"Neurochemical activation alone does not itself produce distress (Cameron et al., 1990). The experience of distress requires both physiological arousal and appropriate cognitions by the organism (Schachter and Singer, 1962). Although several emotions include distressing elements (e.g., fear, anxiety, panic, guilt), other emotions do not (e.g., libido, joy), yet adrenomedullary activation accompanies even positive emotional experiences (Frankenhaeuser, 1975). According to the present concept, adrenomedullary activation does not imply the experience of distress, because such an experience requires appropriate cognitions and because sympathetic activation can accompany even nondistressing emotions . . . "
I'm not sure how much of that makes sense to a layperson outside of the context of having some background in this field. Unfortunately sometimes it's hard for me to step outside of myself and imagine how these things read to a person who *doesn't* sit around reading textbooks on catecholamines "for funsies." :-p I think the take-home lesson from this, similar to the linked journal articles in the threads I referred to above, is that the physiological symptoms in dysautonomia which are one and the same with many of the physiological symptoms of anxiety states are not an indication that a person with dysautonomia is experiencing anxiety, per se. This is the real nugget of gold up there, and it bears repeating: "sympathetic activation can accompany even nondistressing emotions." When I turned this over and over in my head, a new dimension of this understanding regarding the difference between the symptoms of an overactive sympathetic nervous system and true anxiety finally began to take shape. The MIND may or may not interpret these symptoms as indicative of something worthy of distress, depending on context. The same cluster of symptoms (racing heart, flushed face, tremulousness from adrenaline, etc.) can be interpreted with negative emotion in one context (such as a panic attack or if it happens in response to something scary that startles you) while being interpreted with positive emotion in a different context (such as if it occurs in response to opening your door and finding Publisher's Clearinghouse at it with a giant check in your name or, as put benignly in the quote, "libido").

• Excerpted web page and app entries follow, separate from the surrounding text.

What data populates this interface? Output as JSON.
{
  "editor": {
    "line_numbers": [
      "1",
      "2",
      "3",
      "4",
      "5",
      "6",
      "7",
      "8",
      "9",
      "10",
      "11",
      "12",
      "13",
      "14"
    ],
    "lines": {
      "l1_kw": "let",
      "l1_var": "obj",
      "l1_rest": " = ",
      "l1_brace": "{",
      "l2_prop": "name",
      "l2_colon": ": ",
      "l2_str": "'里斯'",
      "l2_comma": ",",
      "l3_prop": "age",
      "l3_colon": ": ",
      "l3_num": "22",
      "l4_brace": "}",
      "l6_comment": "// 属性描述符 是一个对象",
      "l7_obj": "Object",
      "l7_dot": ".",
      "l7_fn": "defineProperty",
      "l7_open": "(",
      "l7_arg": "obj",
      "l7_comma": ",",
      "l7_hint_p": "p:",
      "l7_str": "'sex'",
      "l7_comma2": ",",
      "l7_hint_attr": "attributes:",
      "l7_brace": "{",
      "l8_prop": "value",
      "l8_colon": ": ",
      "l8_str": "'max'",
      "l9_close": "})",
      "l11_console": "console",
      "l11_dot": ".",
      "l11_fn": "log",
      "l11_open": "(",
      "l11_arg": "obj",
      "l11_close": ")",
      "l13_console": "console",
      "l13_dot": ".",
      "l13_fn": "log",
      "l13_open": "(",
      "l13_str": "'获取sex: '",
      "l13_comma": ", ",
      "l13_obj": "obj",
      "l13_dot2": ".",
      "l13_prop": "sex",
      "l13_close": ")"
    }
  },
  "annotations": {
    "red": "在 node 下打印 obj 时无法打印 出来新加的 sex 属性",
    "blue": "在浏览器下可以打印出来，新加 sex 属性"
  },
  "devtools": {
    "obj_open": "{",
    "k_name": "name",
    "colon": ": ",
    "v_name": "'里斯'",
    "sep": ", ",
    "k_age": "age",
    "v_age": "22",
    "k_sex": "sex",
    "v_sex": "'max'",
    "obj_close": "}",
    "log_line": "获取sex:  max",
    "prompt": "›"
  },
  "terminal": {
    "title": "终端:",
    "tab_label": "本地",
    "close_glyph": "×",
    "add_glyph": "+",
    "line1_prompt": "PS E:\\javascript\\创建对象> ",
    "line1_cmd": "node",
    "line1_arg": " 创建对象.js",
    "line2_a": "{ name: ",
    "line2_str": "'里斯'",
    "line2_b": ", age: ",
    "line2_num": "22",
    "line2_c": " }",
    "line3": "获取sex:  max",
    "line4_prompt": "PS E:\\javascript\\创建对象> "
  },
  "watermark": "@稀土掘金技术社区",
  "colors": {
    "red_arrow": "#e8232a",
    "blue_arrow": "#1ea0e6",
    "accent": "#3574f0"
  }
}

The thing for me is, there's no burglar breaking down my door, but neither is there Publisher's Clearinghouse ringing my doorbell. Most days, I'd prefer to live life on a bit of an even keel without sudden unprovoked onsets of those symptoms coming and going throughout the day. What some doctors may fail to realize (or fully think about) is that the physiological changes that accompany these adrenomedullary and pituitary-adrenocortical activations include a sort of heightened sensitivity and hyperreactivity that can be rather ... unpleasant ... for those of us cycling through it throughout the day. My hope is that armed with the research of experts like Goldstein, we can help our docs reach an understanding of what it is like to live inside our bodies, and help them better to treat us toward the end of an optimal quality of life.